Adding value to calves through preconditioning and weaning programs is essential in today’s market as the risks are higher for buyers.
Stocker operators and feedyards will likely be forced to pay more for replacement animals this year, and with more money on the line, they’ll be searching for ways to minimize their production risks.
Paying higher prices for preconditioned and weaned calves just makes sound business sense for cattle buyers. They are more likely to shy away from the risks associated with calves that have been weaned on the road to the auction market.
Beef demand. While shrinking supplies of cattle and lower feed costs work in favor of cattle producers, many analysts are raising concerns about beef demand and rising retail beef prices. For instance, Darrell Mark, adjunct professor of economics at South Dakota State University, says beef consumption is likely to decline about 5% this year to about 53 lb. per person (retail weight equivalent). In 2015, beef consumption could drop to 52 lb. per person.
Declining beef consumption is a reflection of supplies, not necessarily demand. Still, reduced supplies have already spurred record-high retail prices. From January through October of 2013, the price of all fresh retail beef averaged $4.93 per pound.
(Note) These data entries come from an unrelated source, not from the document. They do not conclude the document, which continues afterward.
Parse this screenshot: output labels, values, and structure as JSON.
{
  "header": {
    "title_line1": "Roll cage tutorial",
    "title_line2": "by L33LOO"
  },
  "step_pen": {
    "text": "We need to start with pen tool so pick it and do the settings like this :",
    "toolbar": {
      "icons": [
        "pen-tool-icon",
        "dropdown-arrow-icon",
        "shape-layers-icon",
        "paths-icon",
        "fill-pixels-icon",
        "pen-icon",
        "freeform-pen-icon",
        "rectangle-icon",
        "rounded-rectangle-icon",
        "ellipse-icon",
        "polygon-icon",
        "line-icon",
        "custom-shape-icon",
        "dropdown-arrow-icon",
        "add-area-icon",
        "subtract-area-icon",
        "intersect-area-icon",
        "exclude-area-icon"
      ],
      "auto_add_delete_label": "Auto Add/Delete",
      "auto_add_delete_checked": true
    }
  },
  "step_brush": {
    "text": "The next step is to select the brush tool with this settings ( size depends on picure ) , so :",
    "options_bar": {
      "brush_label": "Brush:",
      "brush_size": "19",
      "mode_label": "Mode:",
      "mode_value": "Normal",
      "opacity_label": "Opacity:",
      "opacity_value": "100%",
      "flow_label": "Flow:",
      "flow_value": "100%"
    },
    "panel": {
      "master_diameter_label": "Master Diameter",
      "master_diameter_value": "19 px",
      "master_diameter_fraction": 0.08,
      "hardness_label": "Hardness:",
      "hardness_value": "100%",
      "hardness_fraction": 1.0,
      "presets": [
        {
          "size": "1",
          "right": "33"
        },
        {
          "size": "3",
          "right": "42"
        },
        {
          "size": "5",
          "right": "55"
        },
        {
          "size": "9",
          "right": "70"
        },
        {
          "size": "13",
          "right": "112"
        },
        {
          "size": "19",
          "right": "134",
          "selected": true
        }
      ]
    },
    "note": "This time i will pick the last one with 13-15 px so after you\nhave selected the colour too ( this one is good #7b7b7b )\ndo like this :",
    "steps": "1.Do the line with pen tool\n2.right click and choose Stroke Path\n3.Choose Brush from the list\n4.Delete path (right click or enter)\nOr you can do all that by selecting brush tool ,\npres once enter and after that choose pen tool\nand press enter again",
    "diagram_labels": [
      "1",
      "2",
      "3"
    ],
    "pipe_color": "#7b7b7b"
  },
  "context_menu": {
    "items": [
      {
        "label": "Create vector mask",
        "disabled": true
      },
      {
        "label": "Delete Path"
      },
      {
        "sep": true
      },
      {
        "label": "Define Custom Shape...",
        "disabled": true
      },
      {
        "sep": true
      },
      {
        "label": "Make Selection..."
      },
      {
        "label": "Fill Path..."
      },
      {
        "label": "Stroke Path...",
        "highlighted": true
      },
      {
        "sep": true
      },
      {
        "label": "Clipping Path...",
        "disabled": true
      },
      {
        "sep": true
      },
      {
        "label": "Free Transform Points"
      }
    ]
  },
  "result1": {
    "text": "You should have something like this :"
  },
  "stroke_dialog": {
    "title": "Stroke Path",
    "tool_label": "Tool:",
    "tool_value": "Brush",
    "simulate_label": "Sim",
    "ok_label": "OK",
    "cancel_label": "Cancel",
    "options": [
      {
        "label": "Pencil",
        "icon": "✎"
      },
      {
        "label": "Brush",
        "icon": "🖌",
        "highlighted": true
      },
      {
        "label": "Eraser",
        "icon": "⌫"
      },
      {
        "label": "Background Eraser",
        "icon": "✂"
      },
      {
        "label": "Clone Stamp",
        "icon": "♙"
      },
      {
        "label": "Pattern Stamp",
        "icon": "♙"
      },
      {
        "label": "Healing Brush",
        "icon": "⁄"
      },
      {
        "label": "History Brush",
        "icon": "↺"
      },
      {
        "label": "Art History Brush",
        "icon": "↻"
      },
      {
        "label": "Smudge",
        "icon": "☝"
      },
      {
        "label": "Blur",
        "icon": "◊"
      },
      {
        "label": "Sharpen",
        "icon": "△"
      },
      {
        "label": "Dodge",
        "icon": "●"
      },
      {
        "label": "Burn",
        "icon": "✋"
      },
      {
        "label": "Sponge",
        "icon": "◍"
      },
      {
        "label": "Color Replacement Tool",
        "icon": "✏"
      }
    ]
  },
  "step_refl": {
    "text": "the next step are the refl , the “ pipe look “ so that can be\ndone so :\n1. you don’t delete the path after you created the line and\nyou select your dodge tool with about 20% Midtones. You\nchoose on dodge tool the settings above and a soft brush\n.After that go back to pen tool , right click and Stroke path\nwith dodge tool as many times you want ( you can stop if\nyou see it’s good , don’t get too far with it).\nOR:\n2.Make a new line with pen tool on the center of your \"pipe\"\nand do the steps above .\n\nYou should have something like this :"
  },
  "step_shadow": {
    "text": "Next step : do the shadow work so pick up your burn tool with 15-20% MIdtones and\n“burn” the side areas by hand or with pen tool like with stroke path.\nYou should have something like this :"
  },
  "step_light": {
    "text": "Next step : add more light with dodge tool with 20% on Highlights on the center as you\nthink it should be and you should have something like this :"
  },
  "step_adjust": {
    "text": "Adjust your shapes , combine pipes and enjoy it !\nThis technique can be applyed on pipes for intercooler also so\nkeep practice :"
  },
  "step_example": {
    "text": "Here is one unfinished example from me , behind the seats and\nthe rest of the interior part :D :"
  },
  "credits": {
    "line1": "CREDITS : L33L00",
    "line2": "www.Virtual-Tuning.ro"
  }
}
"That’s up 5.3% compared to the same time period in 2012," Mark says. "In October, the price of all fresh beef set a new record high at $4.98 per pound. Such higher prices, driven by smaller quantities, have many wondering whether consumers will be willing and able to continuously pay more for beef."
So far, however, consumers have continued to buy beef despite the higher prices. The demand for all fresh beef through the first three quarters of 2013 was about 3% higher than the same period in 2012. That’s based on a demand index that considers both quantities demanded and prices. Further, the National Restaurant Association (NRA) said its Restaurant Performance Index (RPI) rose to a four-month high of 100.9 in October 2013, which indicates a slight expansion in the industry. Dining out, the NRA says, accounts for 40% to 50% of beef sales.
CattleFax President Randy Blach says there are additional facts that support the theory that beef demand remains strong. Consumer income, he says, is up about 4% since 2009, yet retail beef prices are 20% to 30% higher in that time frame. Blach also notes that the U.S. is the world’s largest exporter of protein, with 16 billion pounds of beef, pork and chicken, or 26% of total exports worldwide. He says the export outlook remains strong for 2014 and beyond.
Predicting consumer demand, however, remains difficult, Mark says, because it involves forecasting changing consumer tastes and preferences.
"A number of factors will determine the demand for beef in the year to come, including consumer tastes and preferences, consumer disposable income, prices of competing meats, general economic conditions in the U.S. and around the globe, and foreign exchange rates," Mark says.
Many of those factors have created obstacles for the beef market over the past year. But, Mark says, "given the strength of domestic beef demand at retail and good export market sales in this past year’s challenging market environment, there is reason to be optimistic about beef demand in the year to come."
Plan for success. Smaller supplies, lower feed costs and strong beef demand suggest 2014 could be a banner year "if Mother Nature will cooperate," Blach says. He encourages cow-calf producers to make the most of their opportunities this year and "take pride in ownership of the product," he says.
That reference is to incorporate strategies that add value to your production, such as preconditioning calves or producing cattle for specific branded programs that promote product quality and consistency.
Regardless of how good market prices are, "you better have a risk- management plan," he says.
Still, analysts see the coming year as one with many profit opportunities for cattle producers. Over the next few years, "we have a tremendous opportunity," Blach says.
To contact Greg Henderson, e-mail firstname.lastname@example.org.
- January 2014